The way Fury was knocked unconscious by Wilder in the 12th round, it’s difficult imagining him coming back from that to be the same fighter. In a lot of cases when a fighter is knocked out the way Fury was, they become prone to suffering additional knockouts, and their career quickly goes downhill. Top Rank Boxing promoter Bob Arum obviously saw how badly hurt Fury was by Wilder in the 12th round last December, and he might not want to risk having him get knocked cold a second time. With all the money Top Rank is paying Fury, they’re not going to want to see him get damaged. There’s too much money for Fury to make Top Rank for his future fight against Anthony Joshua. That’s likely the end game for Top Rank. It’s posssible that Top Rank will have Fury swerve the Wilder rematch, and instead put him in a serious of showcase fights [read: mismatches] until he gets the big Joshua cash out fight. With that big payday, they can get at least two fights out of Fury before they deplete that match-up. From there, they’ll possibly look Wilder’s way and setup the rematch with him. If Fury loses twice to Joshua, obviously the Wilder rematch won’t be the same as it was, but there will still be a lot of interest in that fight from the boxing public given how close Tyson came to beating Deontay last December.
“I think something in between will make it lose a little steam, because people are so crazy right now,” Wilder said about the Fury rematch needing to take place next in order for the boxing public to continue to be excited about it. “People want it now, now, now and now. But anyone that fights me, I take something from them. The head isn’t meant to be hit. All the fighters I’ve fought, I’ve taken something from them.”
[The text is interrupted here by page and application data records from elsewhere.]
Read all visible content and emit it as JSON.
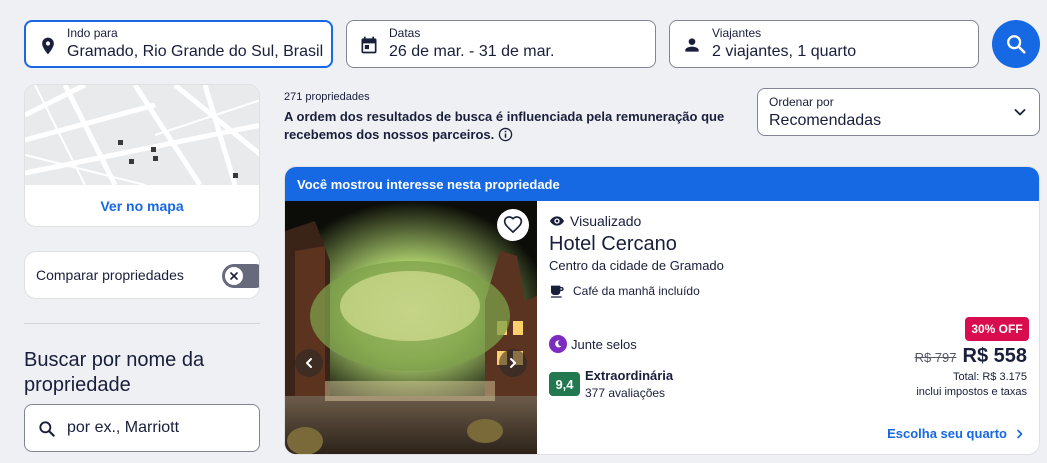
{
  "search": {
    "destination": {
      "label": "Indo para",
      "value": "Gramado, Rio Grande do Sul, Brasil"
    },
    "dates": {
      "label": "Datas",
      "value": "26 de mar. - 31 de mar."
    },
    "travelers": {
      "label": "Viajantes",
      "value": "2 viajantes, 1 quarto"
    }
  },
  "sidebar": {
    "map_link": "Ver no mapa",
    "compare_label": "Comparar propriedades",
    "name_search_heading": "Buscar por nome da propriedade",
    "name_search_placeholder": "por ex., Marriott"
  },
  "results": {
    "count": "271 propriedades",
    "disclaimer": "A ordem dos resultados de busca é influenciada pela remuneração que recebemos dos nossos parceiros.",
    "sort_label": "Ordenar por",
    "sort_value": "Recomendadas"
  },
  "property": {
    "banner": "Você mostrou interesse nesta propriedade",
    "viewed": "Visualizado",
    "name": "Hotel Cercano",
    "location": "Centro da cidade de Gramado",
    "amenity": "Café da manhã incluído",
    "loyalty": "Junte selos",
    "rating": "9,4",
    "rating_word": "Extraordinária",
    "reviews": "377 avaliações",
    "discount": "30% OFF",
    "old_price": "R$ 797",
    "new_price": "R$ 558",
    "total": "Total: R$ 3.175",
    "taxes": "inclui impostos e taxas",
    "cta": "Escolha seu quarto"
  },
  "colors": {
    "primary": "#1668e3",
    "rating_green": "#227950",
    "discount_red": "#d90c4f",
    "loyalty_purple": "#7b2cbf"
  }
}
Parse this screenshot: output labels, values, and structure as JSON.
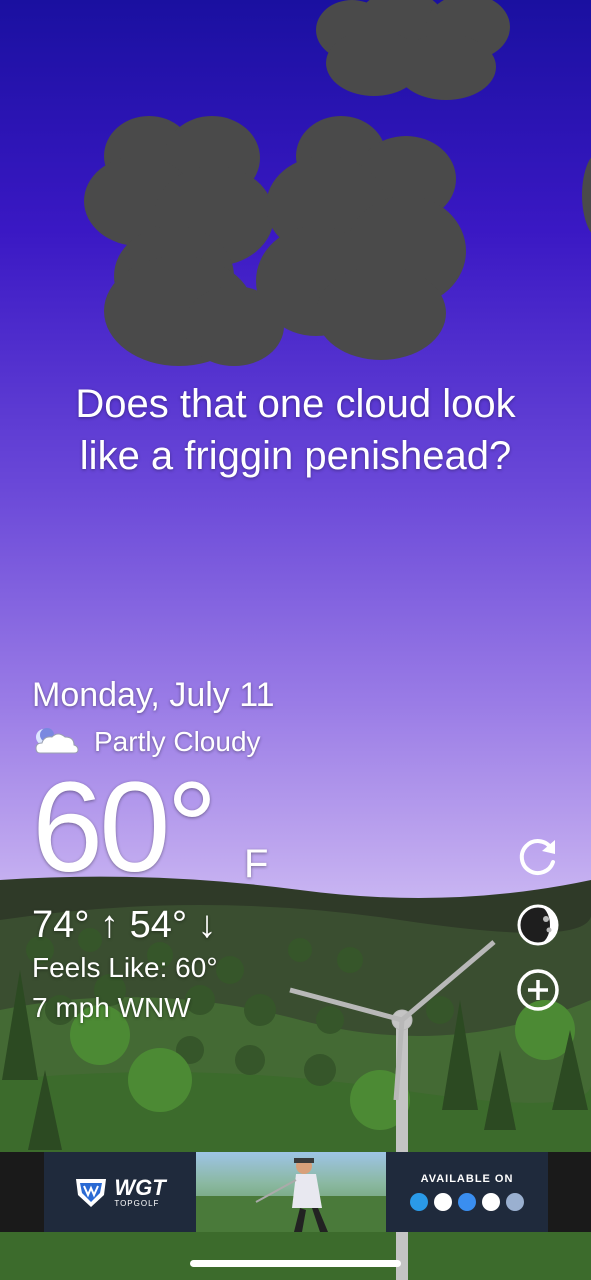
{
  "quip": {
    "line1": "Does that one cloud look",
    "line2": "like a friggin penishead?"
  },
  "weather": {
    "date": "Monday, July 11",
    "condition": "Partly Cloudy",
    "condition_icon": "partly-cloudy-night-icon",
    "temperature": "60°",
    "unit": "F",
    "high": "74°",
    "low": "54°",
    "feels_like": "Feels Like: 60°",
    "wind": "7 mph WNW"
  },
  "controls": [
    {
      "name": "refresh-icon"
    },
    {
      "name": "moon-phase-icon"
    },
    {
      "name": "add-location-icon"
    }
  ],
  "ad": {
    "brand": "WGT",
    "sub_brand": "TOPGOLF",
    "cta": "AVAILABLE ON"
  },
  "colors": {
    "sky_top": "#1a10a0",
    "sky_bottom": "#c8b4f2",
    "grass": "#3c6b2c",
    "cloud": "#4a4a4a"
  }
}
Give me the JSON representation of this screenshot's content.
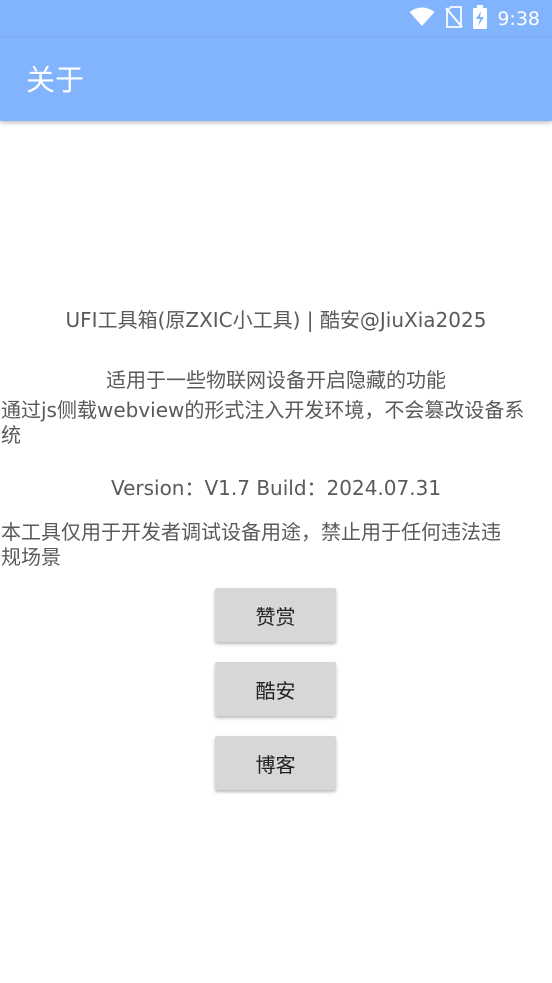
{
  "status_bar": {
    "time": "9:38",
    "icons": [
      "wifi-icon",
      "no-sim-icon",
      "battery-charging-icon"
    ]
  },
  "app_bar": {
    "title": "关于"
  },
  "about": {
    "title_line": "UFI工具箱(原ZXIC小工具)  |  酷安@JiuXia2025",
    "desc_line1": "适用于一些物联网设备开启隐藏的功能",
    "desc_line2": "通过js侧载webview的形式注入开发环境，不会篡改设备系",
    "desc_line3": "统",
    "version_line": "Version：V1.7   Build：2024.07.31",
    "disclaimer_line1": "本工具仅用于开发者调试设备用途，禁止用于任何违法违",
    "disclaimer_line2": "规场景"
  },
  "buttons": {
    "reward": "赞赏",
    "coolapk": "酷安",
    "blog": "博客"
  },
  "colors": {
    "accent": "#82b3fd",
    "text": "#5a5a5a",
    "button_bg": "#d7d7d7"
  }
}
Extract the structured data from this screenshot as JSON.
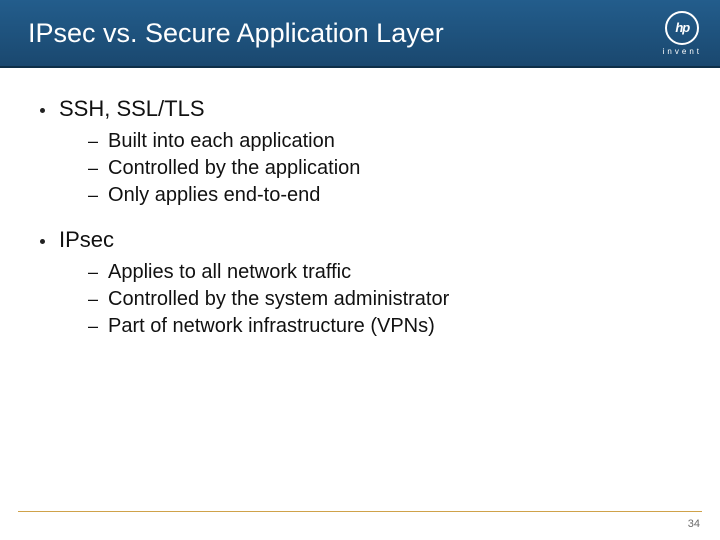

It’s out of Fury’s hands, who he fights next. He even said it himself earlier today in telling the boxing media that he’ll fight whoever his promoters put in front of him. Fury’s answer to the question of who he’ll fight next showed a certain passivity that suggests that he’s to let his co-promoters at Top Rank make the decisions for him in picking out his opponents. That means Top Rank will very likely have Fury fighting these guys for his next three to four fights:
– Kubrat Pulev
– Bryant Jennings
– Joseph Parker
– Agit Kabayel
“Three,” Wilder said when asked how many fights he wants in 2019. “If anyone can accomplish that, it’s me. These guys don’t want to fight Luis Ortiz. He’s been trying to fight these guys. People talk about his age. That’s an easy excuse,” Wilder said.